Segment Start: EXTRACTED INFORMATION

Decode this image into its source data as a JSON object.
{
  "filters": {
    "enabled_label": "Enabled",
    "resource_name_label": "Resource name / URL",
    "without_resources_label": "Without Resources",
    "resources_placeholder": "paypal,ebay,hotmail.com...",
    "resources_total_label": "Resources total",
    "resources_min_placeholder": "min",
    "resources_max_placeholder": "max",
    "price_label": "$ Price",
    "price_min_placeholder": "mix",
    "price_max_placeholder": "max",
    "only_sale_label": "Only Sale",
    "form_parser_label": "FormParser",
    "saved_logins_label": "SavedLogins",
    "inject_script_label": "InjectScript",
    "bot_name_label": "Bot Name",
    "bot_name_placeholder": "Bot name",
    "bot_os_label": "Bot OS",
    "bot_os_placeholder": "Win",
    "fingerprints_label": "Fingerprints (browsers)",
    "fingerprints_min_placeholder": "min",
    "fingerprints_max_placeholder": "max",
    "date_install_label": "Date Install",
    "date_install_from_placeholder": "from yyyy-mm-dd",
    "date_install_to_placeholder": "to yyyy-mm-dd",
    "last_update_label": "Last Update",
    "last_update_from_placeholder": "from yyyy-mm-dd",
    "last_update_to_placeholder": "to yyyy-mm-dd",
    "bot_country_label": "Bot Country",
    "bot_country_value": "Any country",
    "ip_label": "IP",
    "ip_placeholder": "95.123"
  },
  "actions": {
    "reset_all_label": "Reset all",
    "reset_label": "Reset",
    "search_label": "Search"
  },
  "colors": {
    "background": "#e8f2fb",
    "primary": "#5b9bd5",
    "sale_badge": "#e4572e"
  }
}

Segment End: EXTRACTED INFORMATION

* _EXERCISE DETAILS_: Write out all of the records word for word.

* _ANSWER SPACE_:
Decode this image into its source data as a JSON object.
{
  "filters": {
    "enabled_label": "Enabled",
    "resource_name_label": "Resource name / URL",
    "without_resources_label": "Without Resources",
    "resources_placeholder": "paypal,ebay,hotmail.com...",
    "resources_total_label": "Resources total",
    "resources_min_placeholder": "min",
    "resources_max_placeholder": "max",
    "price_label": "$ Price",
    "price_min_placeholder": "mix",
    "price_max_placeholder": "max",
    "only_sale_label": "Only Sale",
    "form_parser_label": "FormParser",
    "saved_logins_label": "SavedLogins",
    "inject_script_label": "InjectScript",
    "bot_name_label": "Bot Name",
    "bot_name_placeholder": "Bot name",
    "bot_os_label": "Bot OS",
    "bot_os_placeholder": "Win",
    "fingerprints_label": "Fingerprints (browsers)",
    "fingerprints_min_placeholder": "min",
    "fingerprints_max_placeholder": "max",
    "date_install_label": "Date Install",
    "date_install_from_placeholder": "from yyyy-mm-dd",
    "date_install_to_placeholder": "to yyyy-mm-dd",
    "last_update_label": "Last Update",
    "last_update_from_placeholder": "from yyyy-mm-dd",
    "last_update_to_placeholder": "to yyyy-mm-dd",
    "bot_country_label": "Bot Country",
    "bot_country_value": "Any country",
    "ip_label": "IP",
    "ip_placeholder": "95.123"
  },
  "actions": {
    "reset_all_label": "Reset all",
    "reset_label": "Reset",
    "search_label": "Search"
  },
  "colors": {
    "background": "#e8f2fb",
    "primary": "#5b9bd5",
    "sale_badge": "#e4572e"
  }
}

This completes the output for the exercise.